Aaron Sanchez, in an eventual 2-1 win over the Baltimore Orioles at Camden Yards on Tuesday night, kept a no-hitter into the eighth inning, losing it only on a leadoff double from Tim Beckham in the bottom half of the frame.
It would have been electrifying; historical; and, if nothing else, a flawless story of a pitcher who was more than fantastic in his first full major league season, then suffered a fall from grace (and health) in his second. It would have been perfect for the first time since Dave Stieb in 1990, if it had ever been.
Yes, in just two more innings of work, it would have been a hyperbolic feat for a hyperbolic story. But it was more than just something that rose to a climax and quickly sank with a double from Beckham, then single from Anthony Santander, then double from Chance Sisco. Even without a zero in the hits category on the scoreboard, it was still one hell of a start from Sanchez.
He pitched eight innings; he ended up allowing three hits, and one earned run in that eighth inning, and he did walk five. He was far from perfect, but he commanded the game, if not the ball he was throwing, in a way that Blue Jay fans have not seen since the postseason of 2016. If nothing else, the author is being hyperbolic here.
For almost the same amount of time that Sanchez was controlling the game, the Blue Jays’ offense couldn’t do the same.
The game was tied at 0-0 until the top of the eighth, when Toronto first broke ahead. Yangervis Solarte singled home Justin Smoak. After the bottom half of the inning gave the Orioles another chance, Curtis Granderson hit the decisive home run in the top of the ninth to take the game.
Roberto Osuna came on in the bottom of the ninth, securing save number 100 of his career.

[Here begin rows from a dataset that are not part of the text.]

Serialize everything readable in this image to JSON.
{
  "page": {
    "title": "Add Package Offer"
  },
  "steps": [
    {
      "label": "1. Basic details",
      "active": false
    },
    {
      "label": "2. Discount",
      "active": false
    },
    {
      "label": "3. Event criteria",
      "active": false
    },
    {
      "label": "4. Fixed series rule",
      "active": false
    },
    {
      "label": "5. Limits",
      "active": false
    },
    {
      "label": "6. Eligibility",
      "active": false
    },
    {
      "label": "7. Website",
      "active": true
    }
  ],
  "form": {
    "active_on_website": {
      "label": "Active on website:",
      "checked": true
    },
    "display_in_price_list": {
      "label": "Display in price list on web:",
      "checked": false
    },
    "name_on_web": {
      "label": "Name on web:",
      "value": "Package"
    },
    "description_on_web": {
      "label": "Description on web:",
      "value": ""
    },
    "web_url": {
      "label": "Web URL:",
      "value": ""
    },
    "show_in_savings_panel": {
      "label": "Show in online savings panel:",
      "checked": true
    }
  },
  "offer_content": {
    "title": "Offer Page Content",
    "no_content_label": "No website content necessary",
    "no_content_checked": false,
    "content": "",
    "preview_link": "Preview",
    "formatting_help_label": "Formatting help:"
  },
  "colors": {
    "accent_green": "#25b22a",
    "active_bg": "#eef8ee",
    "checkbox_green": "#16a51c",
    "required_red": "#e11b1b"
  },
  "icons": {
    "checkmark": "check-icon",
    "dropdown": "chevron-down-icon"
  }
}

And so, with Granderson run and Osuna save, Sanchez took the win instead of a no decision. Albeit a meaningless stat, it put a rightful cap on an electric night that won’t be matched for a long time.
That is, until Sanchez’s next start.